= What the task requires =
Leave the images out, and copy each of the records below exactly.

= Data shown =
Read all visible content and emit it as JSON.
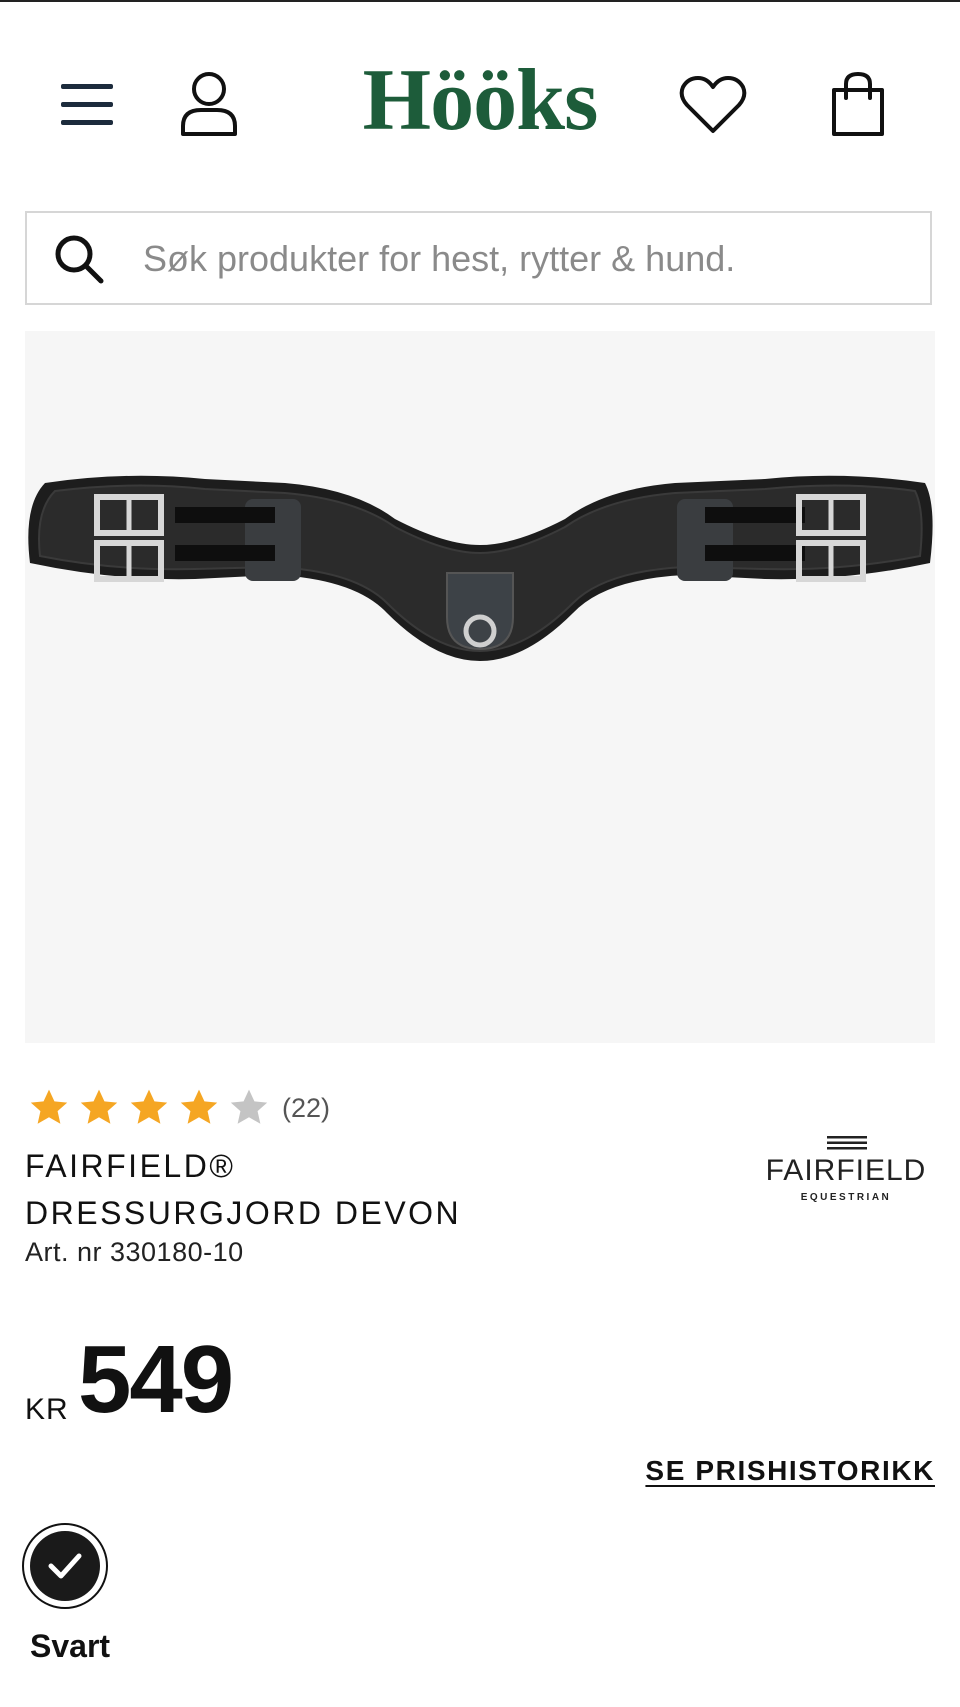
{
  "header": {
    "logo_text": "Hööks",
    "logo_color": "#1d5c3a"
  },
  "search": {
    "placeholder": "Søk produkter for hest, rytter & hund."
  },
  "product": {
    "rating": {
      "stars_filled": 4,
      "stars_total": 5,
      "review_count": "(22)"
    },
    "brand_line": "FAIRFIELD®",
    "name_line": "DRESSURGJORD DEVON",
    "art_nr": "Art. nr 330180-10",
    "brand_logo": {
      "name": "FAIRFIELD",
      "sub": "EQUESTRIAN"
    },
    "currency": "KR",
    "price": "549",
    "price_history_label": "SE PRISHISTORIKK",
    "selected_color": {
      "label": "Svart",
      "value": "#1a1a1a"
    }
  },
  "icons": [
    "menu-icon",
    "account-icon",
    "heart-icon",
    "bag-icon",
    "search-icon",
    "star-icon",
    "check-icon"
  ],
  "colors": {
    "star_filled": "#f5a623",
    "star_empty": "#c4c4c4",
    "image_bg": "#f6f6f6"
  }
}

= Solution to the exercise =
Read all visible content and emit it as JSON.
{
  "header": {
    "logo_text": "Hööks",
    "logo_color": "#1d5c3a"
  },
  "search": {
    "placeholder": "Søk produkter for hest, rytter & hund."
  },
  "product": {
    "rating": {
      "stars_filled": 4,
      "stars_total": 5,
      "review_count": "(22)"
    },
    "brand_line": "FAIRFIELD®",
    "name_line": "DRESSURGJORD DEVON",
    "art_nr": "Art. nr 330180-10",
    "brand_logo": {
      "name": "FAIRFIELD",
      "sub": "EQUESTRIAN"
    },
    "currency": "KR",
    "price": "549",
    "price_history_label": "SE PRISHISTORIKK",
    "selected_color": {
      "label": "Svart",
      "value": "#1a1a1a"
    }
  },
  "icons": [
    "menu-icon",
    "account-icon",
    "heart-icon",
    "bag-icon",
    "search-icon",
    "star-icon",
    "check-icon"
  ],
  "colors": {
    "star_filled": "#f5a623",
    "star_empty": "#c4c4c4",
    "image_bg": "#f6f6f6"
  }
}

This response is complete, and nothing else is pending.